TOKYO, March 23 (Reuters) - Japan's aluminium industry may see only relatively modest production disruptions from power outages in eastern Japan after this month's devastating earthquake, since much of its capacity is in the undamaged west, but demand could shrink from key customers in harder-hit sectors such as autos.
The regions subject to power blackouts by Tokyo Electric Power Co , which lost about 20 percent of its operating thermal and nuclear power generation in the March 11 disaster, produce an estimated 500,000 to 550,000 tonnes of rolled aluminium products a year, an official of the Japan Aluminium Association said.
That is barely one-fourth of the nationwide total of about 2 million tonnes, he added.
The Tokyo area utility is conducting rolling blackouts and is unlikely to get enough power back online to meet its usual levels of peak demand in the summer.
Companies with aluminium facilities in the affected area include Kobe Steel , Furukawa-Sky Aluminum Corp and Showa Denko K.K. .
"The blackouts have forced us to cut back production levels slightly, but there has been no major impact so far," said an official at one of the companies affected by the power outages.
"Currently, we are expecting a slight dip in production for next month as automakers have shut their factories."
Toyota Motor Corp has suspended production at all of its domestic assembly plants at least through March 26, for an estimated production loss of 140,000 vehicles.
Adding in Japan's other top-three vehicle makers, Nissan Motor Co and Honda Motor Co , the total could reach 200,000 vehicles, the Nikkei newspaper said.
Unlike steel or copper, few mainstay aluminium facilities are located in the quake-hit region, although the lack of a consistent power supply poses a risk to production.
"The rolling blackouts have a much greater impact than the quake itself and member companies are concerned about the potential damage to their production," said the Japan Aluminium Association official.

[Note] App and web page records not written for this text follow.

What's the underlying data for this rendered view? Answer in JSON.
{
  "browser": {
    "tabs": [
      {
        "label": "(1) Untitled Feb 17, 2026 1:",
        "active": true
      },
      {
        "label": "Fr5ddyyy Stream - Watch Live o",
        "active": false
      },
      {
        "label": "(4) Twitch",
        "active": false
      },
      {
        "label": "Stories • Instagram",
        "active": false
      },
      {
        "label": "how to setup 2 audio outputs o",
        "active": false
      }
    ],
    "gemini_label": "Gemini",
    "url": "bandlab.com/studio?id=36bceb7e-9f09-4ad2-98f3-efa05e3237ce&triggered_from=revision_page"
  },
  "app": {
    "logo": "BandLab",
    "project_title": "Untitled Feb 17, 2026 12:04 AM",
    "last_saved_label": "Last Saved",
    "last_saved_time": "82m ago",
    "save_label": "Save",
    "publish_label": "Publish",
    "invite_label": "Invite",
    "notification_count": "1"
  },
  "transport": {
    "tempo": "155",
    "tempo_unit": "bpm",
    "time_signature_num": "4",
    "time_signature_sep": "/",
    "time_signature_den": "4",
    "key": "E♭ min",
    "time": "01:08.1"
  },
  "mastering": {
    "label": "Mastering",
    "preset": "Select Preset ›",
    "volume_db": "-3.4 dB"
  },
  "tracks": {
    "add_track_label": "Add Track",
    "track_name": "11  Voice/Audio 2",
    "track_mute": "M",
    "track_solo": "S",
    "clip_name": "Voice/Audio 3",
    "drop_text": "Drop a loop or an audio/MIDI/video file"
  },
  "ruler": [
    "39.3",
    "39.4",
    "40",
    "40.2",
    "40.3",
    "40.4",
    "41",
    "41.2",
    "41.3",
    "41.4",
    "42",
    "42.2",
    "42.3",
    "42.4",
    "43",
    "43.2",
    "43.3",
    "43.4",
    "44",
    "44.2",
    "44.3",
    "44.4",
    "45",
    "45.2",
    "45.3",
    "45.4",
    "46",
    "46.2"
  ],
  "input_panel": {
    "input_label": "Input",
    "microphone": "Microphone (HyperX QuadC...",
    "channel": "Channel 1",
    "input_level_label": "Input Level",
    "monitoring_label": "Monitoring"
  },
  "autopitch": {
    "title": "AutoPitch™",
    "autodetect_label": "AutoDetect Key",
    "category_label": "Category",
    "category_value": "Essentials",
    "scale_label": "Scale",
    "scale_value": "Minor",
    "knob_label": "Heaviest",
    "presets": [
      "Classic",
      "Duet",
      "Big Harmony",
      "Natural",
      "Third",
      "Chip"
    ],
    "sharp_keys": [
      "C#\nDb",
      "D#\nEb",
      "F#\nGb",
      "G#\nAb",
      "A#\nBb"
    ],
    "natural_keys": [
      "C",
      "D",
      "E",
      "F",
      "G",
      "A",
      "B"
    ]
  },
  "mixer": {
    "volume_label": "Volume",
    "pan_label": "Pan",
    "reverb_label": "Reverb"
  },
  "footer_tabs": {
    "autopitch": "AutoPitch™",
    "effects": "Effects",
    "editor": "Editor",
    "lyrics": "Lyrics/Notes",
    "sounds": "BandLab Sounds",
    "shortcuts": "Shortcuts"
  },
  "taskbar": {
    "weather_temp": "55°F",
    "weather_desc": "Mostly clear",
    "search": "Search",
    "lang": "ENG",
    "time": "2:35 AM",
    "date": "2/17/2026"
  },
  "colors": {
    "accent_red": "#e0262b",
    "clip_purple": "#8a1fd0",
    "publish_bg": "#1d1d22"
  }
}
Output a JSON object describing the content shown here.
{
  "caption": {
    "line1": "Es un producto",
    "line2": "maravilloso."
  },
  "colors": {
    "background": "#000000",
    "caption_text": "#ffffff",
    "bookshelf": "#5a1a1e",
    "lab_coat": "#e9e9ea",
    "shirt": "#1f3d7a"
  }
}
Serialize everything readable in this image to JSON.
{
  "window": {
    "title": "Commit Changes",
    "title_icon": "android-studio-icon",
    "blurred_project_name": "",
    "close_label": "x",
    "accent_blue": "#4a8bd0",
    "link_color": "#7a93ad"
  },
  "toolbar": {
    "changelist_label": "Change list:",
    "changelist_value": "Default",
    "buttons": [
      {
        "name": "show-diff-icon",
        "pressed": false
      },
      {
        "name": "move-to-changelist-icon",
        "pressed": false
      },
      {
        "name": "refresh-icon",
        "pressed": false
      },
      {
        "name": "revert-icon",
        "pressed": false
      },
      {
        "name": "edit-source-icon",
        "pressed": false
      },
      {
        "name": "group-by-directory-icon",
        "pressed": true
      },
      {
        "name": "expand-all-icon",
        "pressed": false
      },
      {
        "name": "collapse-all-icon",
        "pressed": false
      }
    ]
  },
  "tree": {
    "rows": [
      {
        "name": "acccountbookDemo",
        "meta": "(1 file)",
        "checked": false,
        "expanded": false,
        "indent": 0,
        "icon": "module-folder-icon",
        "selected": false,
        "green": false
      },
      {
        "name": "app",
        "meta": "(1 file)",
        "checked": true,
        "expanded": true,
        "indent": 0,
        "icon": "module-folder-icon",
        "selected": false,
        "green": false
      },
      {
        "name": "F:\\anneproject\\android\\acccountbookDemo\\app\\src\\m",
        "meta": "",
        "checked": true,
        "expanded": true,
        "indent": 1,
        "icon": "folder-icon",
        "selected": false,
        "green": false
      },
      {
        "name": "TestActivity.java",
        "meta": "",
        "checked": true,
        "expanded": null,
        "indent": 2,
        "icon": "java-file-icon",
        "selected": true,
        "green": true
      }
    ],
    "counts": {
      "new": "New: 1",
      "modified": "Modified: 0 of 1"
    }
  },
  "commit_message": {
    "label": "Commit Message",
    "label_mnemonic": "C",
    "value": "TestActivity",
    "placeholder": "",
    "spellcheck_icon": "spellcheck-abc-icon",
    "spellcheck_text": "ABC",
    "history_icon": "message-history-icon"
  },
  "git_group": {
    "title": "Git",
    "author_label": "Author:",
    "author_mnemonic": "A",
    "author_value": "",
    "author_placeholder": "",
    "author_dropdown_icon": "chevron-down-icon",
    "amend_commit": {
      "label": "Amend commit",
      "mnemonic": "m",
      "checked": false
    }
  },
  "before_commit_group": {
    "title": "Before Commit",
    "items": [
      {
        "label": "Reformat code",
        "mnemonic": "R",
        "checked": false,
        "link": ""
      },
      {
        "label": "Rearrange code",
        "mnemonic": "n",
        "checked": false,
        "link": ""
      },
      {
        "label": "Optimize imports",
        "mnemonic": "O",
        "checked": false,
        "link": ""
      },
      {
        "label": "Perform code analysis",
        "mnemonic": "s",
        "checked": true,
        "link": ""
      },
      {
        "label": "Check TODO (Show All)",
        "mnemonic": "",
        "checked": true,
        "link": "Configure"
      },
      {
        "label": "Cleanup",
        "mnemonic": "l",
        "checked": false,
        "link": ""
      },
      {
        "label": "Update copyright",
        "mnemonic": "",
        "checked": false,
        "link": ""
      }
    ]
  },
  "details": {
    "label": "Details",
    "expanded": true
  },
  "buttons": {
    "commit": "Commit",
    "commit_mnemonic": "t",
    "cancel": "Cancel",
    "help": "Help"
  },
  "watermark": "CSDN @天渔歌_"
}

"An intermittent blackout is a problem as it stops the entire aluminium production line for the whole day, disrupting the production process," the official said.
The impact of unstable electricity supplies could be limited, however, as facilities subject to blackouts may not have been running at full capacity at the time of the quake, industry officials said.
Facilities in west Japan remain operational and supported by economic activities unaffected by the quake, while Japan's fragmented electric power network will shield utilities in that region, as it makes it impossible for them to share a significant amount of power with eastern Japan.
While near-term demand for aluminium is expected to be slack, with many manufacturers suspending operations, suppliers have stuck to their shipment plans and are flexible about volume adjustments, traders said.
"Automakers have halted production but there is demand in western Japan and for exports," said an official at a trading firm. "We have no plan to cut supply volumes or skip shipments."
There are concerns about transportation infrastructure, which could affect deliveries even if production lines are unaffected, industry officials said.
"Priority in sending materials to the quake-damaged areas, rising fuel costs due to demand in these areas, and a delay in reconstruction of traffic networks around northern Japan could affect deliveries of products longer-term," an end-user said.
Shipments of primary aluminium are largely unaffected, as major ports south of Tokyo have remained fully operational.
About 100,000 tonnes of Russian aluminium per year is shipped to Hitachinaka port in Ibaraki Prefecture, which was damaged by the quake, but that is only a small portion of Japan's 2 million tonnes of annual imports, the industry group official said.